Thursday, March 04, 2010

Why History?

When I tell people I’m moving to Ontario to go to school the next question is always “what will you be taking”. I’m enrolling in the History program. Why History? Well, my first indication that this might be a good study areas was that, whenever my old boss would encourage me to look into schooling, I’d get online and look at the Business courses and inevitably “just check” to see what the History department was offering. I realized after doing this a few times that that’s probably what I’m actually interested in :P

Also, last year, last May specifically, I met with a career counsellor at my local university. We talked about my current job (which was fairly new at the time) what I liked about what I did and what I didn’t. We talked about what I do in my spare time (scrapbooking, visiting museums and historic sites…and scrapbooking about them, travelling, etc.) And we talked about how I could apply what I do in my spare time, to my career choice. He gave me some great resources for career research…which I confess I never really followed up on.

So fast forward through a lot of soul searching, through a lot of talking to people, and through another summer of doing the things I like doing and when the 2010/11 university application process opened, I put my name in and “declared” History as my subject area.

Inevitably, the follow up question to “what will you be taking” is “what do you want to do with that?” Everyone assumes I’ll be teaching. Maybe there’s a reason for that. The thing is I don’t want to teach. Definitely not high school anyways and probably not university. I like the idea of “teaching” in a non-traditional setting. Like being part of educational programs at a National Historic Site or museum that focuses on my area of interest. I like to tell people that I want to be a tour guide. Now I realize you don’t need a degree for that but by going to school I feel like I can explore those types of job opportunities better.

One of my (many) reasons for moving to Ontario is because there is so much more history there than there is on the West Coast. BC just celebrated 150 years. Woohoo. Seriously, it’s not that long. Quebec celebrated 400. That’s more like it. I’m not too excited about ancient history, or even European history but I’m looking for something a bit older than the fur trade.

I look at people who are “tour guides” or who do educational programs in historic sites and think “I could do that, I want to do that”. I’d like nothing more than to be in period costume all day.
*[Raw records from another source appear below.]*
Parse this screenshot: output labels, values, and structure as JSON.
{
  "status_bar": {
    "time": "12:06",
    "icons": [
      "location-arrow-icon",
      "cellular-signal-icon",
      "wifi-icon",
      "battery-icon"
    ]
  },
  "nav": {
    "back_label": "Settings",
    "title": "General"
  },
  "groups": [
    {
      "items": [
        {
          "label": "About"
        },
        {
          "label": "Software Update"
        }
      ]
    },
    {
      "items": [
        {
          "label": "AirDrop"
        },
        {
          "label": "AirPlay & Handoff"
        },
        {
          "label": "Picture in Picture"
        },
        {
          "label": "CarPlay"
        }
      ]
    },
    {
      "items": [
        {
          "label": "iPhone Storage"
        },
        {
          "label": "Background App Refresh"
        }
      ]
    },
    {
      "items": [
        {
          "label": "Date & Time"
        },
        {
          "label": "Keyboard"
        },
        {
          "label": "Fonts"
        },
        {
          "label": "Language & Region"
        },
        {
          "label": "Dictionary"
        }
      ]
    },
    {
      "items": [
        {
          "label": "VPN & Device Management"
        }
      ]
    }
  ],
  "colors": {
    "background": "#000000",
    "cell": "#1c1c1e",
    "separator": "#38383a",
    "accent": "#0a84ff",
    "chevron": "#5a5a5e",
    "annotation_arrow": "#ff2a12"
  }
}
Maybe not for forever, but to start at least. I’m also not eliminating the possibility of getting back into administration, but hopefully for an organization where I can be passionate about what they do and the message they have to deliver.

So when people ask “what do you want to do” there’s a list of possibilities. I also realized a little while ago that I may not even know the title of the job I want to do! I don’t want to just do what I know is available. I want to explore options, and find the perfect job for ME, whatever it may be. I’ll let you know when I figure it out :)


Shelljo said...

As one with a history degree, I say ...whoo hoo!

You can always work in a museum or a historical library, geneaology society, etc. You can do something other than "teach". Besides, just taking History classes is fun! You learn so much cool stuff...most is usless trivia, but who cares, it's just cool!

agent713 said...

Can you see me nodding my head? That's exactly the kind of places I want to work :) and yeah, I love the trivia :D

Duchess said...

Don't forget to add in enough management/financial courses to know how to develop budgets and manage the staff for a site. A grant writing course would be a good thing to add in, too.

I would have loved to be one of the cataloguers who recently processed the NYPL's collection of U.S. Sanitary Commission holdings from the American Civil War. Can you imagine having that stuff for nearly 150 years and never getting around to taking an inventory of it?!

To supplement your need to disappear into another era, find a reenactment group. They'll fuel your passion and understand when you say you'd rather spend the weekend wearing odd clothing and showing others about an earlier era than having your plumbing repaired.

Don't forget there are also jobs which incorporate your other hobbies - sewists maintain clothing collections or outfit interpreters, scrapbookers may be archivers or may learn to rebind books or reprint documents to make them available for another generation.

As long as you know going in that the pay is not high, but the rewards are great, you'll be making the right choice.